Indiscriminate weapons, snares killed 676 other animals, including 2 caribou. There is no way to estimate how many non-target animals died of strychnine poisoning.

Use your voice!  CONTACT the decision makers below to let them know how you feel about poison being used in Canada.

Ask Health Canada’s Pest Management Regulatory Agency to ban these dangerous substances from Canada.   Contact the Minister of Health: Honourable Jane Philpott.

Email: Hon.Jane.Philpott@Canada.ca
Telephone: 613-957-0200

70 Colombine Driveway,
Tunney’s Pasture
Postal Location: 0906C
Ottawa, Ontario
K1A 0K9

Ask the province of Alberta to stop the use of these harmful poisons.

The Honourable Rachel Notley, Premier

Phone: 780 427-2251  Email: Premier@gov.ab.ca  

Office of the Premier

Legislature Building

10800 97 Ave. NW

Edmonton, AB  T5K 2B6


Minister of Environment and Parks, Shannon Phillips

Phone: 780 427-2391 E-mail: aep.minister@gov.ab.ca

Executive Branch 208 Legislature Building 10800 – 97 Avenue Edmonton, AB  T5K 2B6


Deputy Minister Bill Werry – Environment and Sustainable Resource Development

Phone: (780) 427-1799  Email: bill.werry@gov.ab.ca


Travis Ripley – Executive Director Fish and Wildlife Policy Branch Environment and Parks

Phone: 780 427-7763  Email: travis.ripley@gov.ab.ca

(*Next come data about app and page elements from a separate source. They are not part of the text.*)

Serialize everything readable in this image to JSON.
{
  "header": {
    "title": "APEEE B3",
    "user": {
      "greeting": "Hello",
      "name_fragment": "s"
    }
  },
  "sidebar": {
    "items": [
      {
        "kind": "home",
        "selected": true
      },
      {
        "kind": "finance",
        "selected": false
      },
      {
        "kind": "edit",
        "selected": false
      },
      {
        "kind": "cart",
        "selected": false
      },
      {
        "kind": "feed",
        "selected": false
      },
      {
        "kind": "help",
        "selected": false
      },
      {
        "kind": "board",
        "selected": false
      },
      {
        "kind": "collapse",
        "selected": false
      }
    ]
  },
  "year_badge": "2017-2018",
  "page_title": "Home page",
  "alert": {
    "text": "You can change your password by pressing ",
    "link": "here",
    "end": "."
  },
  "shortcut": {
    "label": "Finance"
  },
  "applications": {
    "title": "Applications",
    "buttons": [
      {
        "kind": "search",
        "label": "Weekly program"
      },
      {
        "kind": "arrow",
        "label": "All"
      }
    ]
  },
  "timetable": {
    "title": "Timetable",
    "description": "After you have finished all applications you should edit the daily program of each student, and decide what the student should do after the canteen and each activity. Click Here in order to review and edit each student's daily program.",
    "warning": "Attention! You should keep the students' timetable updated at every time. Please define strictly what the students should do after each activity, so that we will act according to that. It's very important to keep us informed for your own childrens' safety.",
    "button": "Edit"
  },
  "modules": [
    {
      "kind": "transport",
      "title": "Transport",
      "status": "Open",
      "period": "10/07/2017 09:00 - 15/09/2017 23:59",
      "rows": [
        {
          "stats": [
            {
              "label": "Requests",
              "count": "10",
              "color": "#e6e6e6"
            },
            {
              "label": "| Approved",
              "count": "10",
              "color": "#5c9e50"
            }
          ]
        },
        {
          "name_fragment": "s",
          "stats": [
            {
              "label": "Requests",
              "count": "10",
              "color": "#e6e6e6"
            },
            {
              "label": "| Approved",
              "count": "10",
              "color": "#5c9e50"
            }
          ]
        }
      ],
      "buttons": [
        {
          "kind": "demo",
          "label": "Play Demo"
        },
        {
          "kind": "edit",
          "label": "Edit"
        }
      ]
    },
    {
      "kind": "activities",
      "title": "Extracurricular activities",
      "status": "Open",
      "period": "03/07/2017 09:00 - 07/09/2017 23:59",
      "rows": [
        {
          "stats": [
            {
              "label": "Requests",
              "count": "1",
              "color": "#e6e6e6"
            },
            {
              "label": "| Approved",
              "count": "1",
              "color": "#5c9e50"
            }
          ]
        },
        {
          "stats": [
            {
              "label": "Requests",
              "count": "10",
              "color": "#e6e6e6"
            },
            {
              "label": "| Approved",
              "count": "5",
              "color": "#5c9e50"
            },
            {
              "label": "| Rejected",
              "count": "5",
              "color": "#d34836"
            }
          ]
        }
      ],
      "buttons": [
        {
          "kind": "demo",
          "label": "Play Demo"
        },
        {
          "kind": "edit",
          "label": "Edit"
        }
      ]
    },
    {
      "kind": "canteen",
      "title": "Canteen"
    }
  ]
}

Matt Besko- Director of Wildlife Management Policy

Alberta Environment and Parks

Phone: 780-974-2641  Email: Matt.Besko@gov.ab.ca